* _What to work on_: Every record below is to be retyped exactly, with the pictures left out.
*** Opening of Records supplied ***
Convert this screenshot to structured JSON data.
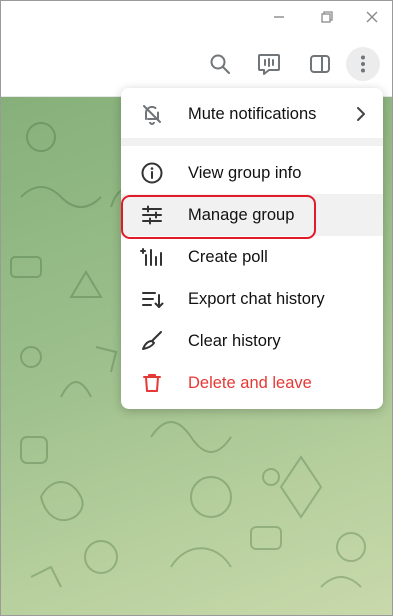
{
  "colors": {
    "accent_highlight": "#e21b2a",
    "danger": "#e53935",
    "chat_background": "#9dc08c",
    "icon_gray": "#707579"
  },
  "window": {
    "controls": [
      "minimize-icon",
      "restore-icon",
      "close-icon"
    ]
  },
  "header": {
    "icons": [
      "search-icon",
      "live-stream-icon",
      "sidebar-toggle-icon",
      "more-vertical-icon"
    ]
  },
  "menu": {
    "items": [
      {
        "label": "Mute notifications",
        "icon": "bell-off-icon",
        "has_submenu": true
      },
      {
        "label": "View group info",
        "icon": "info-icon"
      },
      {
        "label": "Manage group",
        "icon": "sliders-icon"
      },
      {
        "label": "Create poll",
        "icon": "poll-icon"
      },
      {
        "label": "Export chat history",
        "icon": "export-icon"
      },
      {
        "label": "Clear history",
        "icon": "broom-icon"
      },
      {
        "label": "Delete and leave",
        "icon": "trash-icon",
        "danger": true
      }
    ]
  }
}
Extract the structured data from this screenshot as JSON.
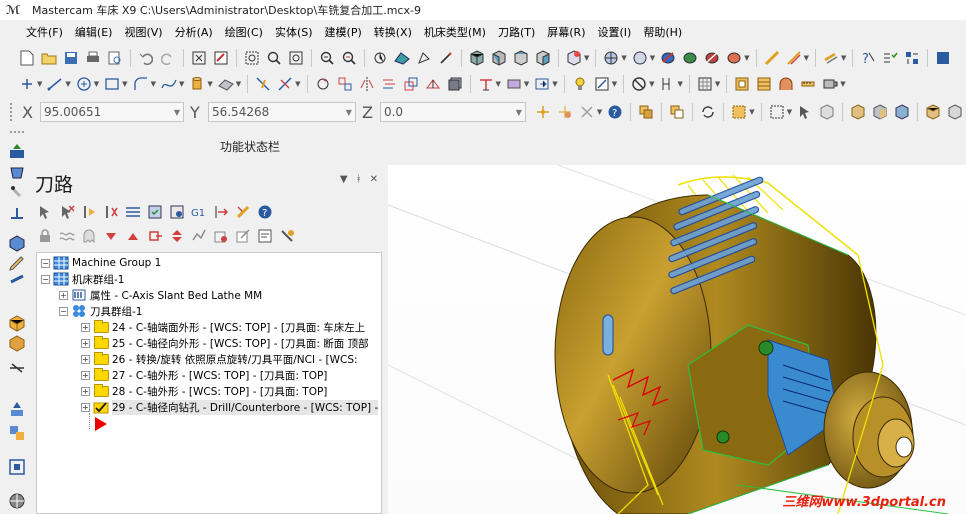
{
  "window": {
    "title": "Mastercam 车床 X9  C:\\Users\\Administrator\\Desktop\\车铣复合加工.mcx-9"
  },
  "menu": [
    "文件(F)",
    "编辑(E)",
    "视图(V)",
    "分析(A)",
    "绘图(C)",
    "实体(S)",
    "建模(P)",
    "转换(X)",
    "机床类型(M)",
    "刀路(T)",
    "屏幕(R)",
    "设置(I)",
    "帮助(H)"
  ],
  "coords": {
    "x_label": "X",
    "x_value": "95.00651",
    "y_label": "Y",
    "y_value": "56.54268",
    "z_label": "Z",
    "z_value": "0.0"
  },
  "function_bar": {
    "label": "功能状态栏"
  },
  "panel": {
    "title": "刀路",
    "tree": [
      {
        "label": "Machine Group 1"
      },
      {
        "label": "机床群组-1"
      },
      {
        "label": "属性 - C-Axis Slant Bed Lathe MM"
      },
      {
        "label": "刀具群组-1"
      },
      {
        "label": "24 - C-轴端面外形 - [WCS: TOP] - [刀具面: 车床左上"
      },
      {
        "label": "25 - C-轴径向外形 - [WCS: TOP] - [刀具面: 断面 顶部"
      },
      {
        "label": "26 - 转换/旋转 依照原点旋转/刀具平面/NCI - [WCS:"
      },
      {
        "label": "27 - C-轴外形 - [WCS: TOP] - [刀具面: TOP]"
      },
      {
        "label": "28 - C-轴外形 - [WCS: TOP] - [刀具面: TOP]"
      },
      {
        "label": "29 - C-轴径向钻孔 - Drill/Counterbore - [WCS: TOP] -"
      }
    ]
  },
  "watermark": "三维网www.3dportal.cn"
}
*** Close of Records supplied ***
* _Answer box_:
Convert this screenshot to structured JSON data.
{
  "colors": {
    "accent_highlight": "#e21b2a",
    "danger": "#e53935",
    "chat_background": "#9dc08c",
    "icon_gray": "#707579"
  },
  "window": {
    "controls": [
      "minimize-icon",
      "restore-icon",
      "close-icon"
    ]
  },
  "header": {
    "icons": [
      "search-icon",
      "live-stream-icon",
      "sidebar-toggle-icon",
      "more-vertical-icon"
    ]
  },
  "menu": {
    "items": [
      {
        "label": "Mute notifications",
        "icon": "bell-off-icon",
        "has_submenu": true
      },
      {
        "label": "View group info",
        "icon": "info-icon"
      },
      {
        "label": "Manage group",
        "icon": "sliders-icon"
      },
      {
        "label": "Create poll",
        "icon": "poll-icon"
      },
      {
        "label": "Export chat history",
        "icon": "export-icon"
      },
      {
        "label": "Clear history",
        "icon": "broom-icon"
      },
      {
        "label": "Delete and leave",
        "icon": "trash-icon",
        "danger": true
      }
    ]
  }
}
Extract the structured data from this screenshot as JSON.
{
  "window": {
    "title": "Mastercam 车床 X9  C:\\Users\\Administrator\\Desktop\\车铣复合加工.mcx-9"
  },
  "menu": [
    "文件(F)",
    "编辑(E)",
    "视图(V)",
    "分析(A)",
    "绘图(C)",
    "实体(S)",
    "建模(P)",
    "转换(X)",
    "机床类型(M)",
    "刀路(T)",
    "屏幕(R)",
    "设置(I)",
    "帮助(H)"
  ],
  "coords": {
    "x_label": "X",
    "x_value": "95.00651",
    "y_label": "Y",
    "y_value": "56.54268",
    "z_label": "Z",
    "z_value": "0.0"
  },
  "function_bar": {
    "label": "功能状态栏"
  },
  "panel": {
    "title": "刀路",
    "tree": [
      {
        "label": "Machine Group 1"
      },
      {
        "label": "机床群组-1"
      },
      {
        "label": "属性 - C-Axis Slant Bed Lathe MM"
      },
      {
        "label": "刀具群组-1"
      },
      {
        "label": "24 - C-轴端面外形 - [WCS: TOP] - [刀具面: 车床左上"
      },
      {
        "label": "25 - C-轴径向外形 - [WCS: TOP] - [刀具面: 断面 顶部"
      },
      {
        "label": "26 - 转换/旋转 依照原点旋转/刀具平面/NCI - [WCS:"
      },
      {
        "label": "27 - C-轴外形 - [WCS: TOP] - [刀具面: TOP]"
      },
      {
        "label": "28 - C-轴外形 - [WCS: TOP] - [刀具面: TOP]"
      },
      {
        "label": "29 - C-轴径向钻孔 - Drill/Counterbore - [WCS: TOP] -"
      }
    ]
  },
  "watermark": "三维网www.3dportal.cn"
}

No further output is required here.